ACTIVITY: If a line in the entries below includes "firebase", pick it out and copy it.

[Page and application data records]

=====

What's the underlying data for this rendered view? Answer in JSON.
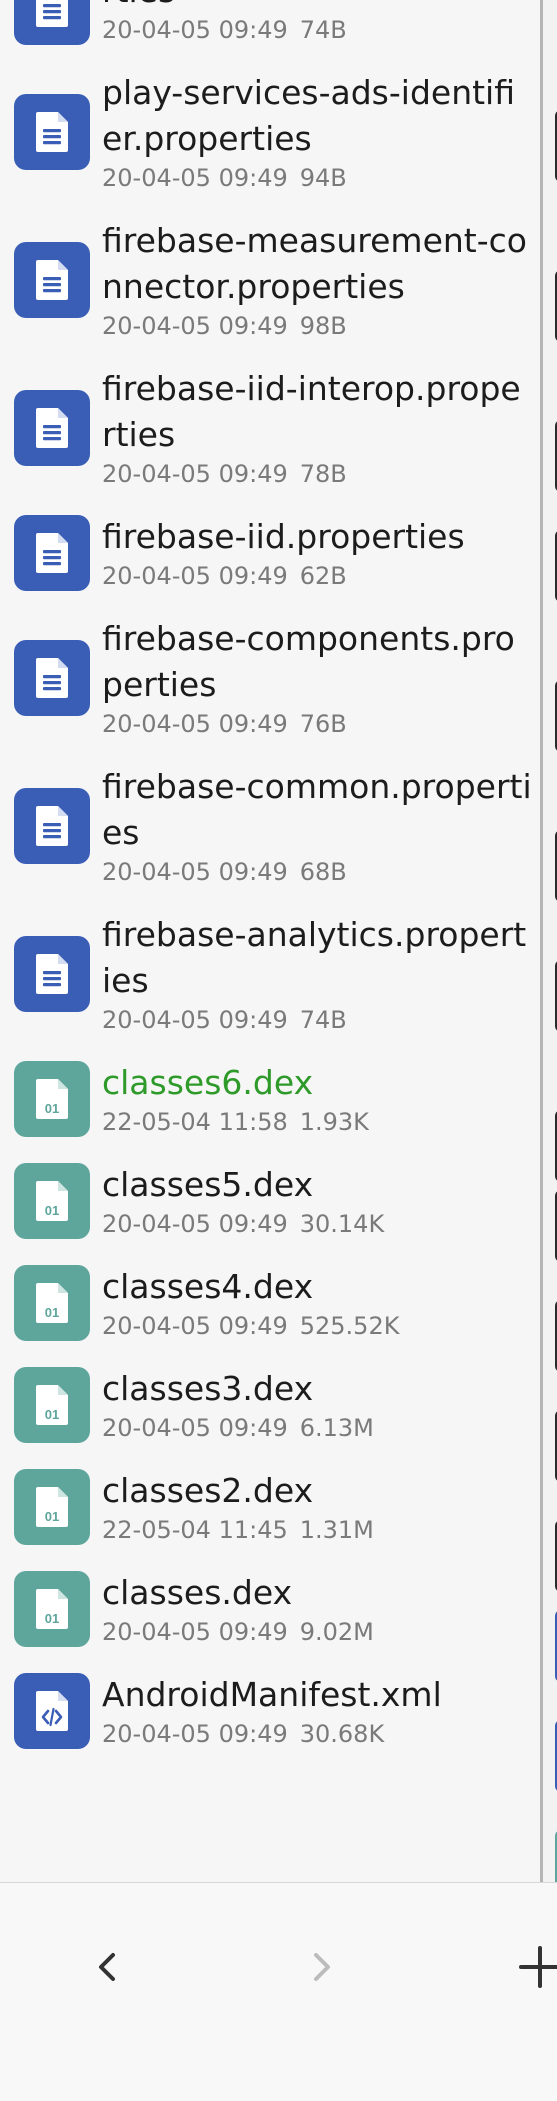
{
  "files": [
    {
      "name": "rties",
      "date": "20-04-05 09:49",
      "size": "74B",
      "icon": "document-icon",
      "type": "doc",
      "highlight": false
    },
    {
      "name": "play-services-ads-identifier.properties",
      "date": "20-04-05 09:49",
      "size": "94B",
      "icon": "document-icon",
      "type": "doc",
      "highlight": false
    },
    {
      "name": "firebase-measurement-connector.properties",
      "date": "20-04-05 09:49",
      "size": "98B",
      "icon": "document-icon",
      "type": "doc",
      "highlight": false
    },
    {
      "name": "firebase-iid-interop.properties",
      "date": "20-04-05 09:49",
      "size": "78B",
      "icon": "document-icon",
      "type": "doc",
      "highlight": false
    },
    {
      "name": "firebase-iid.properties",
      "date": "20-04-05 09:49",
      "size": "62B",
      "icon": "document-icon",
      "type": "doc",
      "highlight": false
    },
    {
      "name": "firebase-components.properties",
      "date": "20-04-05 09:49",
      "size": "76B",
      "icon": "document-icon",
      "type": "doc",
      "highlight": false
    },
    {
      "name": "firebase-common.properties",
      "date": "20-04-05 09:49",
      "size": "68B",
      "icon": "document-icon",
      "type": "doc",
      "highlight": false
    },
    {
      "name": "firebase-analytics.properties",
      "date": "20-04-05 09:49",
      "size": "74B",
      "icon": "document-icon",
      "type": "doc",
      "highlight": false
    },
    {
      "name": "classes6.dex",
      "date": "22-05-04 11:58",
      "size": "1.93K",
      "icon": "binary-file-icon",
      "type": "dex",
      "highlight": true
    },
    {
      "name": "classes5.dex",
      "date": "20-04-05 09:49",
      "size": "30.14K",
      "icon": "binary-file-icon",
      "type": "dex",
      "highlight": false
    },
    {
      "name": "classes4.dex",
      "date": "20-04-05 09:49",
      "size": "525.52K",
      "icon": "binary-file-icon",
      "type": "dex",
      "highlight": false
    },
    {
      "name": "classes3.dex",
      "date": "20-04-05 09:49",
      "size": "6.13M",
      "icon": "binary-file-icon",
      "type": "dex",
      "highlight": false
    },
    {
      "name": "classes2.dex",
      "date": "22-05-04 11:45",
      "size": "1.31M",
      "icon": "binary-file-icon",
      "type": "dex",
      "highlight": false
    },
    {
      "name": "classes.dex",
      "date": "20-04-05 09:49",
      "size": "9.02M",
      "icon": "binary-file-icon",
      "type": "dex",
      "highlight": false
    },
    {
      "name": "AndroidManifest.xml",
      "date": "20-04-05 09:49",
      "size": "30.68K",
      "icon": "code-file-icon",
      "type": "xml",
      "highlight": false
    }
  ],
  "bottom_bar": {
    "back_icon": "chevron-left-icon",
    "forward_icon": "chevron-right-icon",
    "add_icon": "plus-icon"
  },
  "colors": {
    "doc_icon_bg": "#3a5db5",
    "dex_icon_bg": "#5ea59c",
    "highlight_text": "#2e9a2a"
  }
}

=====

WRITTEN REPLY:
      "name": "firebase-measurement-connector.properties",
      "name": "firebase-iid-interop.properties",
      "name": "firebase-iid.properties",
      "name": "firebase-components.properties",
      "name": "firebase-common.properties",
      "name": "firebase-analytics.properties",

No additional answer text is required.